Assignment:
Identify and copy all lines of the material where the string "selected" is found.

Recorded data:
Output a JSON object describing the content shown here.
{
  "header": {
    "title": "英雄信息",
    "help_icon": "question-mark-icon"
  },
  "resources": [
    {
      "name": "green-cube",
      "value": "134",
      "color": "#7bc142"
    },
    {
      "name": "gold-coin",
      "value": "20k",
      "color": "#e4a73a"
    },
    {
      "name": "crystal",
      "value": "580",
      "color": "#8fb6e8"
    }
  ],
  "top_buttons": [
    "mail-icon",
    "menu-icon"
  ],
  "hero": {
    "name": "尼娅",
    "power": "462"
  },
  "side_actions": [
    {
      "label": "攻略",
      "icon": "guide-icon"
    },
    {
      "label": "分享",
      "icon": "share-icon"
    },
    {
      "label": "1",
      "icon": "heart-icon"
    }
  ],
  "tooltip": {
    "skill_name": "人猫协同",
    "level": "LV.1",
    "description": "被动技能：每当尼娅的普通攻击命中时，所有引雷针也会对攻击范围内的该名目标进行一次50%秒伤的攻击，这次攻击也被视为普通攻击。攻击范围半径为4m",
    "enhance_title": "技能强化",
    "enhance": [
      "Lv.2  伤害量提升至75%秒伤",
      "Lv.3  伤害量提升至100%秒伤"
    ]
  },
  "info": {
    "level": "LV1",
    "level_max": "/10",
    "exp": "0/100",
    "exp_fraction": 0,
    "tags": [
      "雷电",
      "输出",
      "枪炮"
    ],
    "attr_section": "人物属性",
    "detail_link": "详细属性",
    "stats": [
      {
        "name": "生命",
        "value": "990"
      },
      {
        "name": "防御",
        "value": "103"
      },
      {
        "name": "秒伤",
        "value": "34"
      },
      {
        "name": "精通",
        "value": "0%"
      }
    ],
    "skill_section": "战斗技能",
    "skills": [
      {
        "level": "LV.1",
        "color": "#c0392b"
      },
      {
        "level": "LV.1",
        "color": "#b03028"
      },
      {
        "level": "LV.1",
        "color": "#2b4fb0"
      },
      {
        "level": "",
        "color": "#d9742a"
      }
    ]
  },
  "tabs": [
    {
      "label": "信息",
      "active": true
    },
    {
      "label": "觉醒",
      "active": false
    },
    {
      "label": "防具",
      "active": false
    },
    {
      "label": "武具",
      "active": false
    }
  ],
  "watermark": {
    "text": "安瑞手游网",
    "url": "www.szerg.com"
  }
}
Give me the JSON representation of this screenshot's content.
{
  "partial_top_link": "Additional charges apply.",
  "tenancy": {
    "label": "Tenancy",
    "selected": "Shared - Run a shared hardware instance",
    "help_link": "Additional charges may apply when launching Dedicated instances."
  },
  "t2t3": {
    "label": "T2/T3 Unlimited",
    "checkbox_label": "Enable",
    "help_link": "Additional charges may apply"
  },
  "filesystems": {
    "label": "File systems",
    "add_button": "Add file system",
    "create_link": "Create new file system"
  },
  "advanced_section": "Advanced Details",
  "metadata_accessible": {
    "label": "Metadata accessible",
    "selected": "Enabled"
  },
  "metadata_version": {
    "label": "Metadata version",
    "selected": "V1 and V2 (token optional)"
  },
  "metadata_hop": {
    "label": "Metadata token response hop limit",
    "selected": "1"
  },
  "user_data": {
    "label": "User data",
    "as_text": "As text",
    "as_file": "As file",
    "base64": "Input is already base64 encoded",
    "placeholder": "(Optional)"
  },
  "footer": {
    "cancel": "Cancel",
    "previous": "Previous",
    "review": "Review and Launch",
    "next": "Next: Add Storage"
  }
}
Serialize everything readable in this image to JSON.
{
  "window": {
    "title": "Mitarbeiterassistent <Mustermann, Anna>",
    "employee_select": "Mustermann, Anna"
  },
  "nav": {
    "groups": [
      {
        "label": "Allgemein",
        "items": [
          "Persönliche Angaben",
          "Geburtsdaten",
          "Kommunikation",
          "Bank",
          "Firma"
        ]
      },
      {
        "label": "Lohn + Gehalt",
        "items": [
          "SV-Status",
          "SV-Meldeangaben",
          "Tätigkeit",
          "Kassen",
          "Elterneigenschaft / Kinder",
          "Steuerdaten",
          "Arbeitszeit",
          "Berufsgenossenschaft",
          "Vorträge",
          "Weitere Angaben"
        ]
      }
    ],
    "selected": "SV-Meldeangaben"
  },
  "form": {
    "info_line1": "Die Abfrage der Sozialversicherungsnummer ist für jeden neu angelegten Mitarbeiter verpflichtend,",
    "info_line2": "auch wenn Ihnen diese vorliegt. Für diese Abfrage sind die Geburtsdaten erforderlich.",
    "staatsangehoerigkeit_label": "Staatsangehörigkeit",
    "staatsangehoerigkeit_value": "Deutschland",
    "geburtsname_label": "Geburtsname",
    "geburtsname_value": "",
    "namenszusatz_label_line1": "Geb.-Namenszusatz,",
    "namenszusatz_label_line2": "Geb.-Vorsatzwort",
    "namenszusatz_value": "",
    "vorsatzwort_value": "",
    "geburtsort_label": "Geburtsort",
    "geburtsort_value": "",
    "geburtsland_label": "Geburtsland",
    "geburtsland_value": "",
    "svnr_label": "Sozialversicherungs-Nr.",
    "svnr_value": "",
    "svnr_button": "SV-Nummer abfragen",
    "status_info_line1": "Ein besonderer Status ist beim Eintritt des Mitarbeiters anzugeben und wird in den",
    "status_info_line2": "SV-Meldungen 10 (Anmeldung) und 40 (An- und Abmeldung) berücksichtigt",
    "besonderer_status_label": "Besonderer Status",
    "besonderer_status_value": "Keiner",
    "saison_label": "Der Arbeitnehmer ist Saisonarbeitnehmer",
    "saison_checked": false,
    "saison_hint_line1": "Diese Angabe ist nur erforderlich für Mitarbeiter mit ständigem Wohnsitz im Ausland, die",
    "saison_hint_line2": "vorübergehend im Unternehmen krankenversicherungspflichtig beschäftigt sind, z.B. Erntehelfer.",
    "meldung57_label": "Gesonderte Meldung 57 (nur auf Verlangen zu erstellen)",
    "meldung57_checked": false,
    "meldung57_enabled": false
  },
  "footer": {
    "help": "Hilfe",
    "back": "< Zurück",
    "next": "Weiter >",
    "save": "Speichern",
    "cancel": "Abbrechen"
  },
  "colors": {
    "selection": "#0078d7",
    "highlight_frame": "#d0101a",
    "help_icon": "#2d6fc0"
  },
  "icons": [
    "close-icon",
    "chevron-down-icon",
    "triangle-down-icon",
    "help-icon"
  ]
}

Output of the exercise:
    "selected": "Shared - Run a shared hardware instance",
    "selected": "Enabled"
    "selected": "V1 and V2 (token optional)"
    "selected": "1"
    "selected": "SV-Meldeangaben"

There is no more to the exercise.